INSTRUCTIONS TO FOLLOW:
Print the records below exactly as they appear.

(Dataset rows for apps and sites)
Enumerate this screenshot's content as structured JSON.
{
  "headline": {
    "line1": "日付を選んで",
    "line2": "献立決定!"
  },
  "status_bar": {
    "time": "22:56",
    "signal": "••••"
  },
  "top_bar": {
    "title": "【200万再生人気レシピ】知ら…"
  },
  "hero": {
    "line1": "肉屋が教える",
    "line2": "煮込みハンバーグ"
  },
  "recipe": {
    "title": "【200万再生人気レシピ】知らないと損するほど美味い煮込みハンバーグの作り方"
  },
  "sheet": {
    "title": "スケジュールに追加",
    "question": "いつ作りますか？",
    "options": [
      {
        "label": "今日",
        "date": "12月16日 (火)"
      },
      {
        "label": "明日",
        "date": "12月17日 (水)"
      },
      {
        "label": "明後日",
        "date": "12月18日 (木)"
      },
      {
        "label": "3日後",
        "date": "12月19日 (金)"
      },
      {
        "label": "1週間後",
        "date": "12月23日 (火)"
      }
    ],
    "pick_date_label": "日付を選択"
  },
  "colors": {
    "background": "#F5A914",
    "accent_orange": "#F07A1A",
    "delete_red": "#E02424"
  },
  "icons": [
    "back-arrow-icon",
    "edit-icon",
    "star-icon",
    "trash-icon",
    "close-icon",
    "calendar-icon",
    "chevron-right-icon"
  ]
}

SOLUTION FOR THIS TASK:
Enumerate this screenshot's content as structured JSON.
{
  "headline": {
    "line1": "日付を選んで",
    "line2": "献立決定!"
  },
  "status_bar": {
    "time": "22:56",
    "signal": "••••"
  },
  "top_bar": {
    "title": "【200万再生人気レシピ】知ら…"
  },
  "hero": {
    "line1": "肉屋が教える",
    "line2": "煮込みハンバーグ"
  },
  "recipe": {
    "title": "【200万再生人気レシピ】知らないと損するほど美味い煮込みハンバーグの作り方"
  },
  "sheet": {
    "title": "スケジュールに追加",
    "question": "いつ作りますか？",
    "options": [
      {
        "label": "今日",
        "date": "12月16日 (火)"
      },
      {
        "label": "明日",
        "date": "12月17日 (水)"
      },
      {
        "label": "明後日",
        "date": "12月18日 (木)"
      },
      {
        "label": "3日後",
        "date": "12月19日 (金)"
      },
      {
        "label": "1週間後",
        "date": "12月23日 (火)"
      }
    ],
    "pick_date_label": "日付を選択"
  },
  "colors": {
    "background": "#F5A914",
    "accent_orange": "#F07A1A",
    "delete_red": "#E02424"
  },
  "icons": [
    "back-arrow-icon",
    "edit-icon",
    "star-icon",
    "trash-icon",
    "close-icon",
    "calendar-icon",
    "chevron-right-icon"
  ]
}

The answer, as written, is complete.